Instead of dispensing its product in unsustainable plastic made from oil that has been trapped in the ground for millions of years, Bulldog uses as its core ingredient something that can be grown in hot places in a matter of weeks, and then replanted. It became one of the first companies to sell its product in tubes that look like regular plastic, feel like plastic but are actually made from sugarcane, a renewable raw material.
Bulldog points out that instead of releasing carbon dioxide, plastic from sugarcane saves it. It estimates that for every 100 tonnes of sugarcane plastic used in its tubes, 309 tonnes of CO2 are taken out of the environment.
So while it is true that a Bulldog container could still end up in the middle of the Indian Ocean, just in time for Blue Planet 3, perhaps that is not the point. Bulldog’s tubes are recyclable wherever plastic can be recycled. And it is up to society – and governments local and national – to make that the recycling process works. Eliminating the container that makes the waste might not be the answer. Or even making them biodegradable, which Bulldog’s tubes incidentally are not.
After all, even if we replace most plastic containers for glass, that glass would still have to be collected for recycling or reuse. So would biodegradable containers. It would still be preferable to gather them in, so they didn’t just lie around in the environment waiting to biodegrade.
The use of natural and sustainable ingredients underpins Bulldog’s business. An idea came to founder Simon Duffy in 2005. He noticed that there were no straightforward skincare options for men who wanted products made from natural ingredients, and set about the product research, design and development to correct that. Two years later he launched Bulldog on the shelves of a leading British retailer.
Bulldog started selling lotions, balms and pampering ointments into the growing market aimed at making the modern man facially comfortable and presentable. It offers a range of products that until recently we thought were meant for women, such as face scrub, protective moisturiser, lip balm, blemish target and “age defence moisturiser” – and some that obviously were not, such as beard shampoo and conditioner. I found some in my local Waitrose, but the company, which manufactures in factories in the UK, in Frome, Somerset and in Preston, Lancashire, is now selling its products throughout the world.
The company pledges that none of its products, which are suitable for vegetarians and vegans, contain artificial colours, synthetic fragrances, the suspect chemicals parabens and sodium lauryl sulfate (SLS), or ingredients from animal sources.
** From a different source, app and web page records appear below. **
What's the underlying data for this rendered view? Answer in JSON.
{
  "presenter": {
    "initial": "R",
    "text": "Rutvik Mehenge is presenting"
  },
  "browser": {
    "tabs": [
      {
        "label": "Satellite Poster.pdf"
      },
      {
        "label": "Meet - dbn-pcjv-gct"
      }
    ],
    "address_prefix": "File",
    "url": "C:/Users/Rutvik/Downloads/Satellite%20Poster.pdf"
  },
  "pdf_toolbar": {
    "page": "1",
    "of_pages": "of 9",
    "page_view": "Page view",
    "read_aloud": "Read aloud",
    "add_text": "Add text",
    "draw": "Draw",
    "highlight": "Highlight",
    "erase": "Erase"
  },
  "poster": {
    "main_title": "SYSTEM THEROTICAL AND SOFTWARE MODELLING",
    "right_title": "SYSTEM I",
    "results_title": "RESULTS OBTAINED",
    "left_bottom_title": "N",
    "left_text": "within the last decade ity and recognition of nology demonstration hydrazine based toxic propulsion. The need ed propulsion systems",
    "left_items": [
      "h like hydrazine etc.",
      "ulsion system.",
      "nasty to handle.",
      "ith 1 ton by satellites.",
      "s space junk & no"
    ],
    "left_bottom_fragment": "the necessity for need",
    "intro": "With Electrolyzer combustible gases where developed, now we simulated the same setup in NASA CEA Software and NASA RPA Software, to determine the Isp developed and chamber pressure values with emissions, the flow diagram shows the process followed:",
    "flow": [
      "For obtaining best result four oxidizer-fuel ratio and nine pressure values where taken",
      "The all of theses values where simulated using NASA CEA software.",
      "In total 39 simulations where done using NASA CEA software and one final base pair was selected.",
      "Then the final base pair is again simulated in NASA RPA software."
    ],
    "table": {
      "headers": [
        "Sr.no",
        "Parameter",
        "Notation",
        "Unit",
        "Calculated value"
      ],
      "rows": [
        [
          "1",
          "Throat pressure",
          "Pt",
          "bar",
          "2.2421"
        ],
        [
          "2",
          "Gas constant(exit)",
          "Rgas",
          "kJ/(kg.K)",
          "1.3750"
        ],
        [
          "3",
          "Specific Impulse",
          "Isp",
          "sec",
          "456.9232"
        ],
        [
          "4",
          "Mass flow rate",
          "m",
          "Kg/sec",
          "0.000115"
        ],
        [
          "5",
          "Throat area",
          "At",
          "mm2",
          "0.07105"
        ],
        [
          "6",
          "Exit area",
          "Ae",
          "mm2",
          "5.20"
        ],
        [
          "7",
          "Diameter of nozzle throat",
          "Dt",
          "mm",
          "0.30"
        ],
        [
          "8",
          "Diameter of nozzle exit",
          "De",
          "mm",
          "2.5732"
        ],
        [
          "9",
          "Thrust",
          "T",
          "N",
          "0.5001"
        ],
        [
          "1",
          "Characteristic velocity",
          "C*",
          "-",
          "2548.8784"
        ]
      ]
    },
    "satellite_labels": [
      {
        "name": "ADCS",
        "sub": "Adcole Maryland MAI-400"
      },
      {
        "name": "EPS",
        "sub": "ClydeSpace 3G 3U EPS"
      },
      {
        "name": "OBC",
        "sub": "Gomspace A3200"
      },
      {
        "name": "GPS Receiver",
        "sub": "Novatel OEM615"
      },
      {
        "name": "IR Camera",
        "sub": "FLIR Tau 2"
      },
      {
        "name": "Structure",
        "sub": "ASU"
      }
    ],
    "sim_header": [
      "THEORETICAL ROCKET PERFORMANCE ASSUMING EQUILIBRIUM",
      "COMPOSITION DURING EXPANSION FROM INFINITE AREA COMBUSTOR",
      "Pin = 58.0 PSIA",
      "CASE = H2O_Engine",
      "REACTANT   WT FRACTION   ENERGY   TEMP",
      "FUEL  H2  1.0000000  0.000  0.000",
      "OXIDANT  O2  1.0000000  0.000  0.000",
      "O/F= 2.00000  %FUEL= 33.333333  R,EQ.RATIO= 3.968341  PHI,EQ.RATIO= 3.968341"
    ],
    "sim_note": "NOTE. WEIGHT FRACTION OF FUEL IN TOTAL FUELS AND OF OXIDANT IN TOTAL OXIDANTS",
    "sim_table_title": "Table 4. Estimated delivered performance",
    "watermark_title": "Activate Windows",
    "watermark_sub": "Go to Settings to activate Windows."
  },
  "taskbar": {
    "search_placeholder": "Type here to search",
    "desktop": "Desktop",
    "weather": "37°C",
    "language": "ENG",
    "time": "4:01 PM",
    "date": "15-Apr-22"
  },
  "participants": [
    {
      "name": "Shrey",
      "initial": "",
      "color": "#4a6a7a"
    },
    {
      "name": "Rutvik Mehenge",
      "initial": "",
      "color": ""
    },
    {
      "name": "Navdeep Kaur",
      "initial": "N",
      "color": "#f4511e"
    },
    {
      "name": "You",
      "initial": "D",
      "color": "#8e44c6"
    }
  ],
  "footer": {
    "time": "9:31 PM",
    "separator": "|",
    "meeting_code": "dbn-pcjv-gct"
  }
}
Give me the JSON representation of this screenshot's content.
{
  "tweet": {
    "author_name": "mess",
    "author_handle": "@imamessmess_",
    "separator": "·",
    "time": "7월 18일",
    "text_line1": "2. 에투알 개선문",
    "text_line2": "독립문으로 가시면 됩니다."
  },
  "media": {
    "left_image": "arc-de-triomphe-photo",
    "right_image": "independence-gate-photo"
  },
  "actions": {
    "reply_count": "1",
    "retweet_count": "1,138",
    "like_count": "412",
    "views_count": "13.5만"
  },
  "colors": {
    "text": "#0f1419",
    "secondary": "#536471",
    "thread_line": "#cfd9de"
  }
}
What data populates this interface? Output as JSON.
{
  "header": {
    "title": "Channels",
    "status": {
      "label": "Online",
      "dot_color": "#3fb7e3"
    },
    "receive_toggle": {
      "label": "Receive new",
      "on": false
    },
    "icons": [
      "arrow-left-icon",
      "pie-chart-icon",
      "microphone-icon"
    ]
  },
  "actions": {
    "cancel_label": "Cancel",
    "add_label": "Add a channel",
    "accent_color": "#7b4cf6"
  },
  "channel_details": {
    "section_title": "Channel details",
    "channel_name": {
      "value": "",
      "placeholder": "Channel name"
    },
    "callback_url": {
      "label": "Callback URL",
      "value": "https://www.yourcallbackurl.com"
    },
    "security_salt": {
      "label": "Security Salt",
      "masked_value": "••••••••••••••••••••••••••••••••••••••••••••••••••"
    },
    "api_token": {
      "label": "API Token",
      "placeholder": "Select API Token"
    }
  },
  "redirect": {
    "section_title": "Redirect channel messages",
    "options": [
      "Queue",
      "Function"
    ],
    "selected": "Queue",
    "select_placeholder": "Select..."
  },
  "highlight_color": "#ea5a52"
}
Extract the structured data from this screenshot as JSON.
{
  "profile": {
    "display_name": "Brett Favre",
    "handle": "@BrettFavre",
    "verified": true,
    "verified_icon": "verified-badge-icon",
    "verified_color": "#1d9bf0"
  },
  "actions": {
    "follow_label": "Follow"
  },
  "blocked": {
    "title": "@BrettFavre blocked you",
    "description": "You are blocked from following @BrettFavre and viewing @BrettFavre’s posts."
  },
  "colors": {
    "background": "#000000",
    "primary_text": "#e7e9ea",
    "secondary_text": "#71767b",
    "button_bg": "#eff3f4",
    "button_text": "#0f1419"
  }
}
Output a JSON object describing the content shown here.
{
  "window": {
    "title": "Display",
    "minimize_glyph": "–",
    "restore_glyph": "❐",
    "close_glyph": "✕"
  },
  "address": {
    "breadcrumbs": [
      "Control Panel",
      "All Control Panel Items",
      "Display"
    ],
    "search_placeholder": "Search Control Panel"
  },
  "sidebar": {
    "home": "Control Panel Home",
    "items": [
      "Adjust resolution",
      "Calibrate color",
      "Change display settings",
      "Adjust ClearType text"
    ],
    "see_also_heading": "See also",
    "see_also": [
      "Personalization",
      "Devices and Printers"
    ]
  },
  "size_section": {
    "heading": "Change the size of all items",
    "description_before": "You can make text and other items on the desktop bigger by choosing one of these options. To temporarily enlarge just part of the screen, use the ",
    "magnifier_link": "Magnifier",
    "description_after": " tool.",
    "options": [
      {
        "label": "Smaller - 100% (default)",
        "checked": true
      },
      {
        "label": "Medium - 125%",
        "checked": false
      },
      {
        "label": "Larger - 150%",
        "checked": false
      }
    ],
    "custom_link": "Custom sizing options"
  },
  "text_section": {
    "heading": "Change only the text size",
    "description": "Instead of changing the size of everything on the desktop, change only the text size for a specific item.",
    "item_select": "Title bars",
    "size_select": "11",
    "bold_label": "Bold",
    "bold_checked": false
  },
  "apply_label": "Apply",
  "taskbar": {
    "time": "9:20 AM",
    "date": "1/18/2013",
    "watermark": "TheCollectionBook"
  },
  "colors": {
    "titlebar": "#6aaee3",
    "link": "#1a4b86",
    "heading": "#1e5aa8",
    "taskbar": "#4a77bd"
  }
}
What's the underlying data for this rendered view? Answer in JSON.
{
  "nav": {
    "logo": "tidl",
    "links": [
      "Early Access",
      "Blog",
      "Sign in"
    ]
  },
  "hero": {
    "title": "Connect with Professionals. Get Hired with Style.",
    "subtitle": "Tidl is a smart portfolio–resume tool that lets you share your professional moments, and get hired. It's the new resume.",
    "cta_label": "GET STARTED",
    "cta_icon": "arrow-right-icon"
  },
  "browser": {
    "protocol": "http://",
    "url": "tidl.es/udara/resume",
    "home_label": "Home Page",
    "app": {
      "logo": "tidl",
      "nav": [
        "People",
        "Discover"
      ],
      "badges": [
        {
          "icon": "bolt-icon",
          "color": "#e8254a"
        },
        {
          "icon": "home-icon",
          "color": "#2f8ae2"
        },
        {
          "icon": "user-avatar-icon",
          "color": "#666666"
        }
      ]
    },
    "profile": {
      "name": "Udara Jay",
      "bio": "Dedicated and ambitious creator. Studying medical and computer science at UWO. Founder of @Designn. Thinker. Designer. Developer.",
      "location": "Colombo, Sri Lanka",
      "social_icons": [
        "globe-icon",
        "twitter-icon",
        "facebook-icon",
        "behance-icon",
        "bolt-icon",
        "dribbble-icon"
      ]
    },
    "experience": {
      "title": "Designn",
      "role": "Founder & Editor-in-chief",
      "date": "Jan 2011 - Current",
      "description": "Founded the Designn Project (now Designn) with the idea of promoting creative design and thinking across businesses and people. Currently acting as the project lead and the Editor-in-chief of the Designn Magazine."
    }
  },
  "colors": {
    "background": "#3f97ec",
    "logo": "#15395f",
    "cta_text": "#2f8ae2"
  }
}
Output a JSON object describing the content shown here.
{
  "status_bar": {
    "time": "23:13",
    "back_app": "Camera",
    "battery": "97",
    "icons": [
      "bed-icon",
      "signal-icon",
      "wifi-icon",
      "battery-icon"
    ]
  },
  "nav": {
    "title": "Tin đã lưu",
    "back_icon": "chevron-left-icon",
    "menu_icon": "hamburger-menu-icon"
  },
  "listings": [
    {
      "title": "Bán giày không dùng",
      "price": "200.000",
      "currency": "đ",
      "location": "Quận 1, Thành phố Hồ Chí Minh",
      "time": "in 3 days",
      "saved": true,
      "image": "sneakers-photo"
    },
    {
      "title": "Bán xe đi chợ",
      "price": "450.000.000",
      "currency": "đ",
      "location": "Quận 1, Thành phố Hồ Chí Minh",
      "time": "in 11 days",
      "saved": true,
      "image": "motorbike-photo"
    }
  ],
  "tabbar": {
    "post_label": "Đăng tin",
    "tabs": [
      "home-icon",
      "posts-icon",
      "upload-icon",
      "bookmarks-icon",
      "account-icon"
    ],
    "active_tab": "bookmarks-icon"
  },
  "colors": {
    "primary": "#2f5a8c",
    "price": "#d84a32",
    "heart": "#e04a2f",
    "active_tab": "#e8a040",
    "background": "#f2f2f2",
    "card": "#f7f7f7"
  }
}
It uses among its ingredients the bee-friendly plant borage, grown on a farm in the UK, and camelina oil, pressed from the golden-orange seeds of the camelina plant, a member of the mustard family.